:: PROBLEM DETAILS ::
Each entry has to be given again in its exact wording, and no picture may appear in the result.

:: SOURCE RECORDS ::

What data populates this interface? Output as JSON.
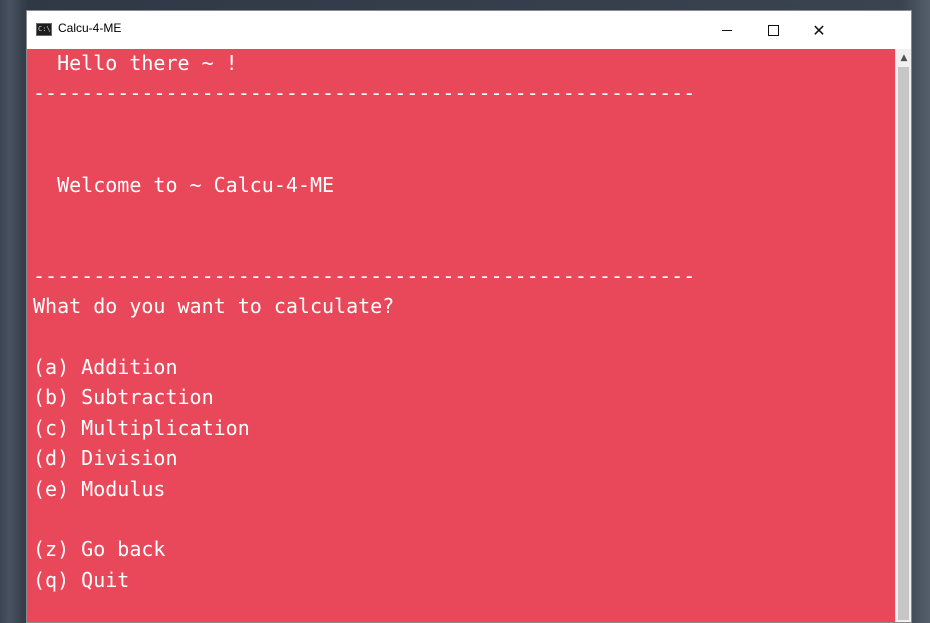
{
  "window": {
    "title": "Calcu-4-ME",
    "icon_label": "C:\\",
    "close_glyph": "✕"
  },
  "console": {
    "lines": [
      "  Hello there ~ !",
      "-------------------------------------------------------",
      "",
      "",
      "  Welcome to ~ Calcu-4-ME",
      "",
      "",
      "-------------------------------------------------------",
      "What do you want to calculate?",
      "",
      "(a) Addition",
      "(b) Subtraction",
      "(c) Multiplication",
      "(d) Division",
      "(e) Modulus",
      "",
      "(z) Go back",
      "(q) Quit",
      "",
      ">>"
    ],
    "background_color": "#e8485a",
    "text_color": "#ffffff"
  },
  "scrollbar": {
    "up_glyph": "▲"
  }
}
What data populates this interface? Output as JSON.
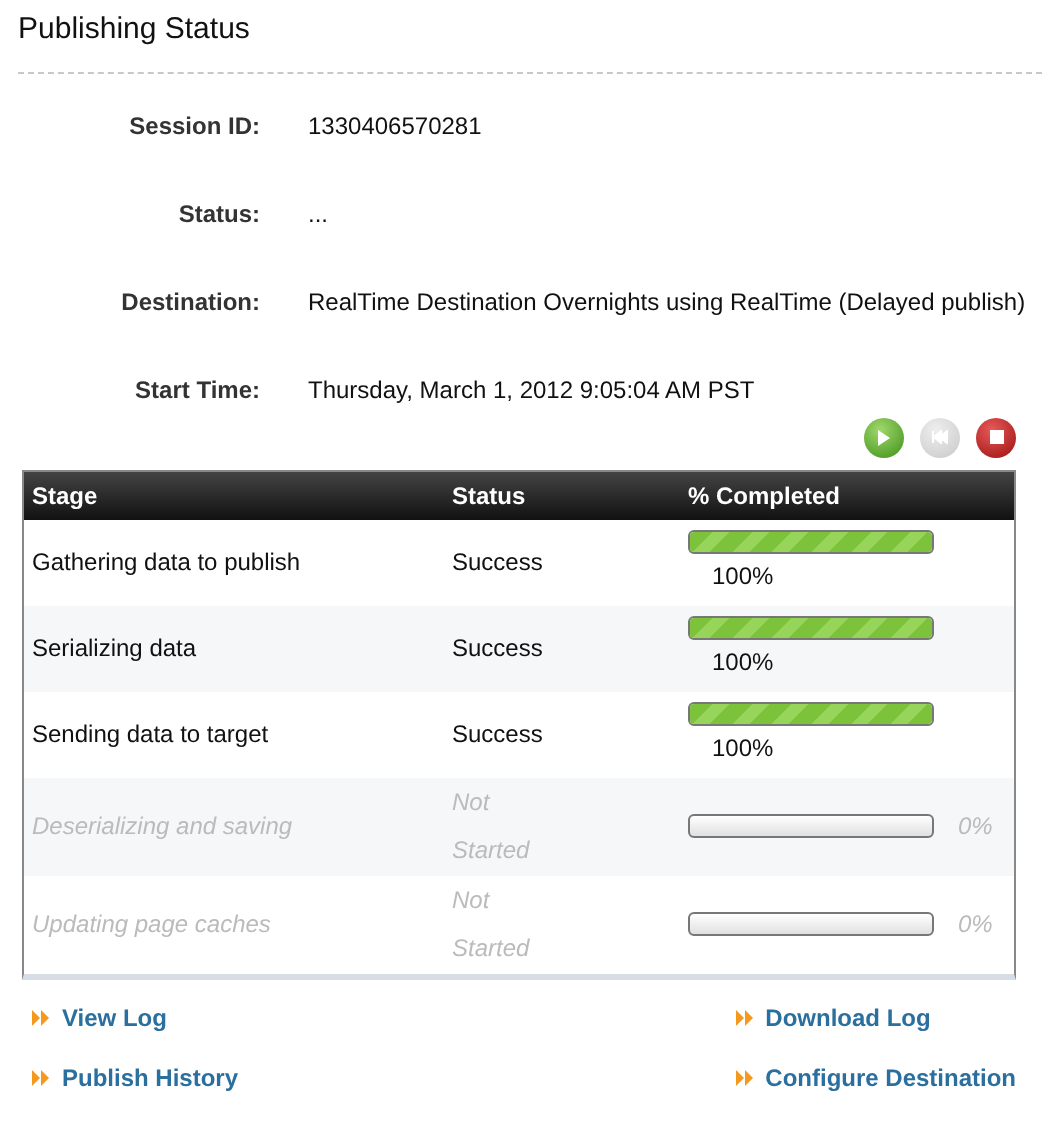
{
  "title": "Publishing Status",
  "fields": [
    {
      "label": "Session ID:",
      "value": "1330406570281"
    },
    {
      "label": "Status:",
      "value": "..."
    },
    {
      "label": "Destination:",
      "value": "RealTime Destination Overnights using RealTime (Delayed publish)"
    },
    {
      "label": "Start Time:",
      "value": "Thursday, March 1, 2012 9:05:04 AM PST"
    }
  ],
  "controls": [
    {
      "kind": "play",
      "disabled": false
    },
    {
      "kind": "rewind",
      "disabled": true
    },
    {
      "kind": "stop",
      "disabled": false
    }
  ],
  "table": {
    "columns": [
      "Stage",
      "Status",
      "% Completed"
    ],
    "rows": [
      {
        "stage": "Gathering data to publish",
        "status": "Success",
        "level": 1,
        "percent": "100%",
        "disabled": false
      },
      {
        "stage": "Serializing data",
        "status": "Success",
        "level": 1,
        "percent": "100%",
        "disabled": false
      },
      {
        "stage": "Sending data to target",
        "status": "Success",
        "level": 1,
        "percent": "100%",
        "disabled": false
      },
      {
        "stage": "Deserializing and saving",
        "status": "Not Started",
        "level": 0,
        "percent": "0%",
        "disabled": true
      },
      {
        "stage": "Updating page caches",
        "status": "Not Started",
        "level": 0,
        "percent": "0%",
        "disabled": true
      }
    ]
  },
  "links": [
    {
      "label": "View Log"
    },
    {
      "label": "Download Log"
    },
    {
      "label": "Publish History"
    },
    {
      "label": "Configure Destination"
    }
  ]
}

:: WRITTEN ANSWER ::
What data populates this interface? Output as JSON.
{
  "window": {
    "title": "Calcu-4-ME",
    "icon_label": "C:\\",
    "close_glyph": "✕"
  },
  "console": {
    "lines": [
      "  Hello there ~ !",
      "-------------------------------------------------------",
      "",
      "",
      "  Welcome to ~ Calcu-4-ME",
      "",
      "",
      "-------------------------------------------------------",
      "What do you want to calculate?",
      "",
      "(a) Addition",
      "(b) Subtraction",
      "(c) Multiplication",
      "(d) Division",
      "(e) Modulus",
      "",
      "(z) Go back",
      "(q) Quit",
      "",
      ">>"
    ],
    "background_color": "#e8485a",
    "text_color": "#ffffff"
  },
  "scrollbar": {
    "up_glyph": "▲"
  }
}
What data populates this interface? Output as JSON.
{
  "title": "Publishing Status",
  "fields": [
    {
      "label": "Session ID:",
      "value": "1330406570281"
    },
    {
      "label": "Status:",
      "value": "..."
    },
    {
      "label": "Destination:",
      "value": "RealTime Destination Overnights using RealTime (Delayed publish)"
    },
    {
      "label": "Start Time:",
      "value": "Thursday, March 1, 2012 9:05:04 AM PST"
    }
  ],
  "controls": [
    {
      "kind": "play",
      "disabled": false
    },
    {
      "kind": "rewind",
      "disabled": true
    },
    {
      "kind": "stop",
      "disabled": false
    }
  ],
  "table": {
    "columns": [
      "Stage",
      "Status",
      "% Completed"
    ],
    "rows": [
      {
        "stage": "Gathering data to publish",
        "status": "Success",
        "level": 1,
        "percent": "100%",
        "disabled": false
      },
      {
        "stage": "Serializing data",
        "status": "Success",
        "level": 1,
        "percent": "100%",
        "disabled": false
      },
      {
        "stage": "Sending data to target",
        "status": "Success",
        "level": 1,
        "percent": "100%",
        "disabled": false
      },
      {
        "stage": "Deserializing and saving",
        "status": "Not Started",
        "level": 0,
        "percent": "0%",
        "disabled": true
      },
      {
        "stage": "Updating page caches",
        "status": "Not Started",
        "level": 0,
        "percent": "0%",
        "disabled": true
      }
    ]
  },
  "links": [
    {
      "label": "View Log"
    },
    {
      "label": "Download Log"
    },
    {
      "label": "Publish History"
    },
    {
      "label": "Configure Destination"
    }
  ]
}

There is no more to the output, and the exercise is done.